**YOUR TASK:**
Pictures appear in the records below; write out everything else exactly.
RECORDS TO USE Block Start
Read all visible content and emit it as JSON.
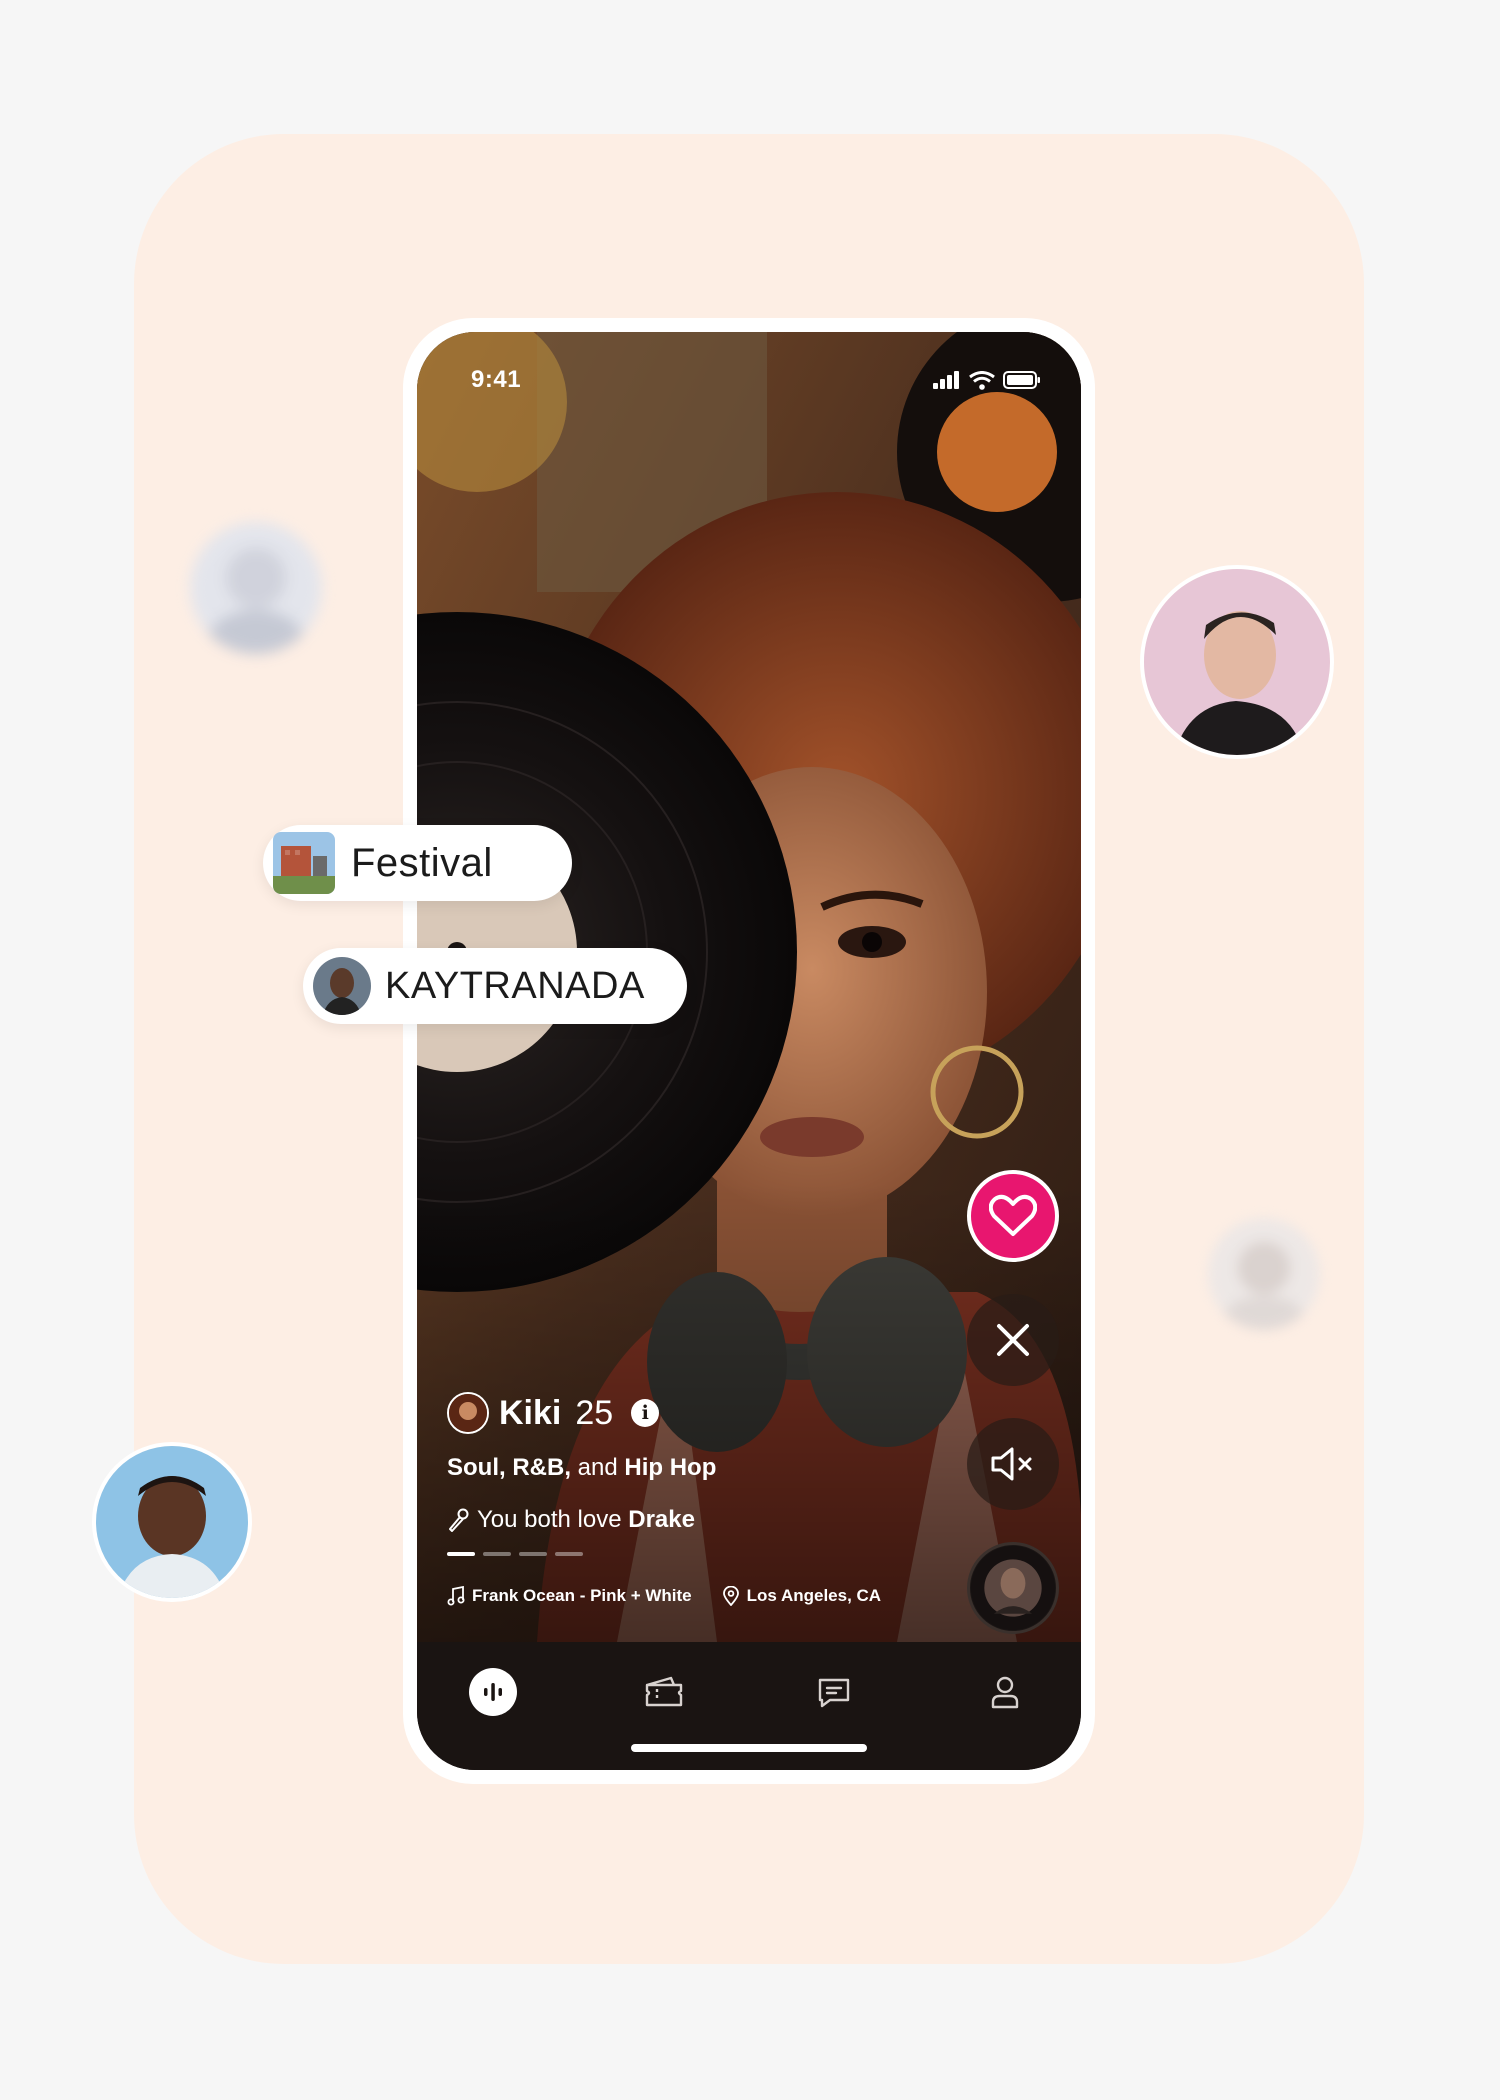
{
  "status_bar": {
    "time": "9:41"
  },
  "profile": {
    "name": "Kiki",
    "age": "25",
    "genres_bold_1": "Soul, R&B,",
    "genres_plain": " and ",
    "genres_bold_2": "Hip Hop",
    "shared_prefix": "You both love ",
    "shared_artist": "Drake",
    "song": "Frank Ocean - Pink + White",
    "location": "Los Angeles, CA",
    "progress_total": 4,
    "progress_active": 1
  },
  "chips": {
    "festival": "Festival",
    "artist": "KAYTRANADA"
  },
  "tabs": [
    {
      "icon": "audio-wave-icon",
      "active": true
    },
    {
      "icon": "ticket-icon",
      "active": false
    },
    {
      "icon": "chat-icon",
      "active": false
    },
    {
      "icon": "profile-icon",
      "active": false
    }
  ],
  "colors": {
    "like": "#e8166f",
    "backdrop": "#fdeee4",
    "page": "#f6f6f6"
  }
}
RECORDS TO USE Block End
**SOLUTION BELOW:**
Read all visible content and emit it as JSON.
{
  "status_bar": {
    "time": "9:41"
  },
  "profile": {
    "name": "Kiki",
    "age": "25",
    "genres_bold_1": "Soul, R&B,",
    "genres_plain": " and ",
    "genres_bold_2": "Hip Hop",
    "shared_prefix": "You both love ",
    "shared_artist": "Drake",
    "song": "Frank Ocean - Pink + White",
    "location": "Los Angeles, CA",
    "progress_total": 4,
    "progress_active": 1
  },
  "chips": {
    "festival": "Festival",
    "artist": "KAYTRANADA"
  },
  "tabs": [
    {
      "icon": "audio-wave-icon",
      "active": true
    },
    {
      "icon": "ticket-icon",
      "active": false
    },
    {
      "icon": "chat-icon",
      "active": false
    },
    {
      "icon": "profile-icon",
      "active": false
    }
  ],
  "colors": {
    "like": "#e8166f",
    "backdrop": "#fdeee4",
    "page": "#f6f6f6"
  }
}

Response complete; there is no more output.